■ **Exercise prompt**:
The full set of entries below, restated word for word and stripped of images, is the expected result.

(Web page and app entries)
>>>>>
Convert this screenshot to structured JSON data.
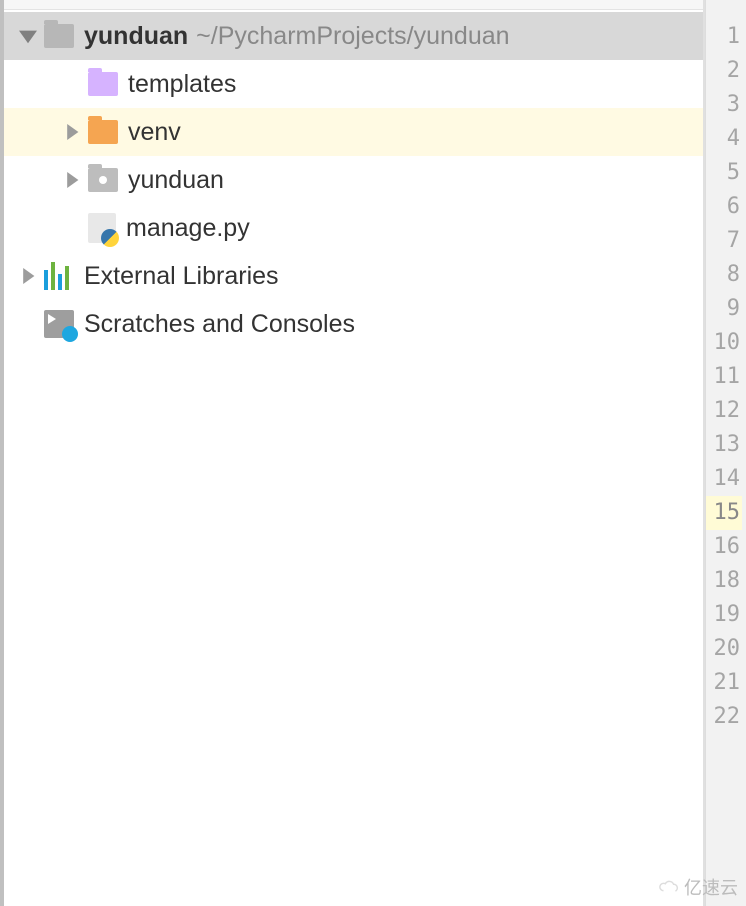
{
  "project": {
    "name": "yunduan",
    "path": "~/PycharmProjects/yunduan",
    "children": [
      {
        "label": "templates",
        "icon": "folder-purple",
        "expandable": false
      },
      {
        "label": "venv",
        "icon": "folder-orange",
        "expandable": true,
        "highlighted": true
      },
      {
        "label": "yunduan",
        "icon": "folder-dot",
        "expandable": true
      },
      {
        "label": "manage.py",
        "icon": "python-file",
        "expandable": false
      }
    ]
  },
  "external_libraries_label": "External Libraries",
  "scratches_label": "Scratches and Consoles",
  "gutter": {
    "lines": [
      1,
      2,
      3,
      4,
      5,
      6,
      7,
      8,
      9,
      10,
      11,
      12,
      13,
      14,
      15,
      16,
      18,
      19,
      20,
      21,
      22
    ],
    "current_line": 15
  },
  "watermark_text": "亿速云"
}
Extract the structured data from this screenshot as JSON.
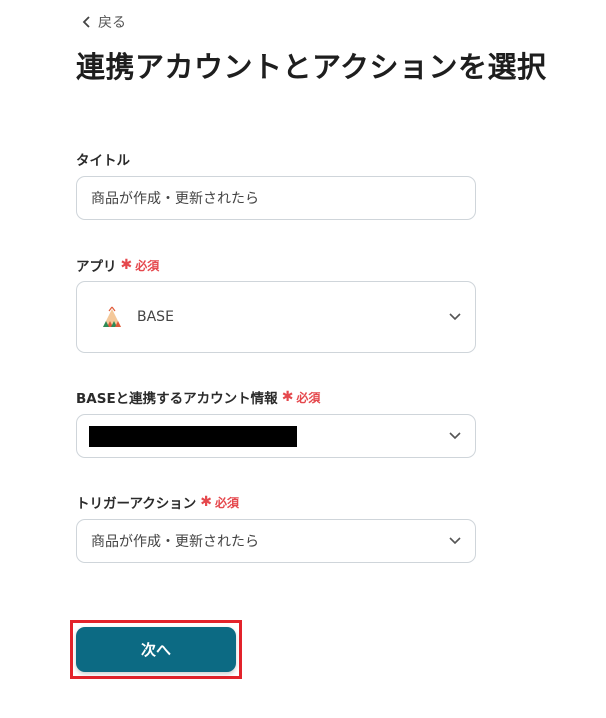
{
  "nav": {
    "back_label": "戻る"
  },
  "page_title": "連携アカウントとアクションを選択",
  "required_label": "必須",
  "fields": {
    "title": {
      "label": "タイトル",
      "value": "商品が作成・更新されたら"
    },
    "app": {
      "label": "アプリ",
      "value": "BASE"
    },
    "account": {
      "label": "BASEと連携するアカウント情報",
      "value": ""
    },
    "trigger": {
      "label": "トリガーアクション",
      "value": "商品が作成・更新されたら"
    }
  },
  "next_button": {
    "label": "次へ"
  },
  "colors": {
    "primary": "#0c6a83",
    "required": "#e5484d",
    "highlight": "#e3232b"
  }
}
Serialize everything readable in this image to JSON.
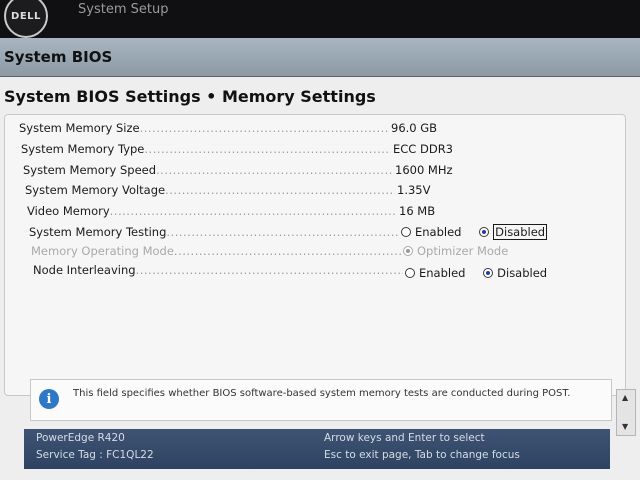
{
  "brand": {
    "logo_text": "DELL"
  },
  "app": {
    "title": "System Setup"
  },
  "header": {
    "title": "System BIOS"
  },
  "page": {
    "title": "System BIOS Settings • Memory Settings"
  },
  "settings": [
    {
      "label": "System Memory Size",
      "value": "96.0 GB"
    },
    {
      "label": "System Memory Type",
      "value": "ECC DDR3"
    },
    {
      "label": "System Memory Speed",
      "value": "1600 MHz"
    },
    {
      "label": "System Memory Voltage",
      "value": "1.35V"
    },
    {
      "label": "Video Memory",
      "value": "16 MB"
    },
    {
      "label": "System Memory Testing",
      "options": [
        "Enabled",
        "Disabled"
      ],
      "selected": "Disabled"
    },
    {
      "label": "Memory Operating Mode",
      "options": [
        "Optimizer Mode"
      ],
      "selected": "Optimizer Mode",
      "disabled": true
    },
    {
      "label": "Node Interleaving",
      "options": [
        "Enabled",
        "Disabled"
      ],
      "selected": "Disabled"
    }
  ],
  "help": {
    "text": "This field specifies whether BIOS software-based system memory tests are conducted during POST."
  },
  "status": {
    "model": "PowerEdge R420",
    "service_tag": "Service Tag : FC1QL22",
    "hint1": "Arrow keys and Enter to select",
    "hint2": "Esc to exit page, Tab to change focus"
  },
  "colors": {
    "header_bar": "#9aa7b3",
    "status_bar": "#34496a",
    "radio_selected": "#1f3fa8",
    "info_icon": "#2f78c5"
  }
}
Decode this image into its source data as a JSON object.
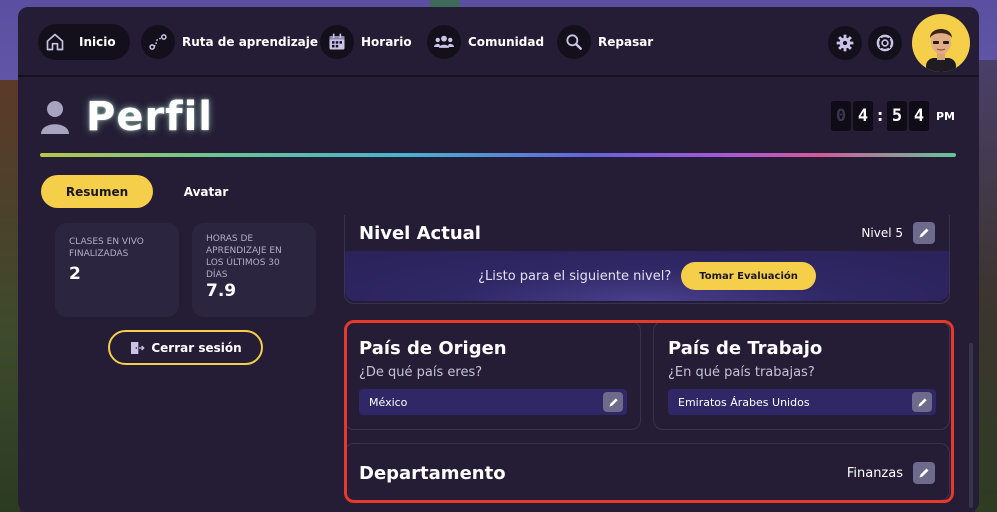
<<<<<
■ **Reply**:
Convert this screenshot to structured JSON data.
{
  "project": {
    "name": "yunduan",
    "path": "~/PycharmProjects/yunduan",
    "children": [
      {
        "label": "templates",
        "icon": "folder-purple",
        "expandable": false
      },
      {
        "label": "venv",
        "icon": "folder-orange",
        "expandable": true,
        "highlighted": true
      },
      {
        "label": "yunduan",
        "icon": "folder-dot",
        "expandable": true
      },
      {
        "label": "manage.py",
        "icon": "python-file",
        "expandable": false
      }
    ]
  },
  "external_libraries_label": "External Libraries",
  "scratches_label": "Scratches and Consoles",
  "gutter": {
    "lines": [
      1,
      2,
      3,
      4,
      5,
      6,
      7,
      8,
      9,
      10,
      11,
      12,
      13,
      14,
      15,
      16,
      18,
      19,
      20,
      21,
      22
    ],
    "current_line": 15
  },
  "watermark_text": "亿速云"
}
Extract the structured data from this screenshot as JSON.
{
  "nav": {
    "back_label": "戻る"
  },
  "page_title": "連携アカウントとアクションを選択",
  "required_label": "必須",
  "fields": {
    "title": {
      "label": "タイトル",
      "value": "商品が作成・更新されたら"
    },
    "app": {
      "label": "アプリ",
      "value": "BASE"
    },
    "account": {
      "label": "BASEと連携するアカウント情報",
      "value": ""
    },
    "trigger": {
      "label": "トリガーアクション",
      "value": "商品が作成・更新されたら"
    }
  },
  "next_button": {
    "label": "次へ"
  },
  "colors": {
    "primary": "#0c6a83",
    "required": "#e5484d",
    "highlight": "#e3232b"
  }
}
Serialize everything readable in this image to JSON.
{
  "brand": {
    "logo_text": "DELL"
  },
  "app": {
    "title": "System Setup"
  },
  "header": {
    "title": "System BIOS"
  },
  "page": {
    "title": "System BIOS Settings • Memory Settings"
  },
  "settings": [
    {
      "label": "System Memory Size",
      "value": "96.0 GB"
    },
    {
      "label": "System Memory Type",
      "value": "ECC DDR3"
    },
    {
      "label": "System Memory Speed",
      "value": "1600 MHz"
    },
    {
      "label": "System Memory Voltage",
      "value": "1.35V"
    },
    {
      "label": "Video Memory",
      "value": "16 MB"
    },
    {
      "label": "System Memory Testing",
      "options": [
        "Enabled",
        "Disabled"
      ],
      "selected": "Disabled"
    },
    {
      "label": "Memory Operating Mode",
      "options": [
        "Optimizer Mode"
      ],
      "selected": "Optimizer Mode",
      "disabled": true
    },
    {
      "label": "Node Interleaving",
      "options": [
        "Enabled",
        "Disabled"
      ],
      "selected": "Disabled"
    }
  ],
  "help": {
    "text": "This field specifies whether BIOS software-based system memory tests are conducted during POST."
  },
  "status": {
    "model": "PowerEdge R420",
    "service_tag": "Service Tag : FC1QL22",
    "hint1": "Arrow keys and Enter to select",
    "hint2": "Esc to exit page, Tab to change focus"
  },
  "colors": {
    "header_bar": "#9aa7b3",
    "status_bar": "#34496a",
    "radio_selected": "#1f3fa8",
    "info_icon": "#2f78c5"
  }
}
Decode this image into its source data as a JSON object.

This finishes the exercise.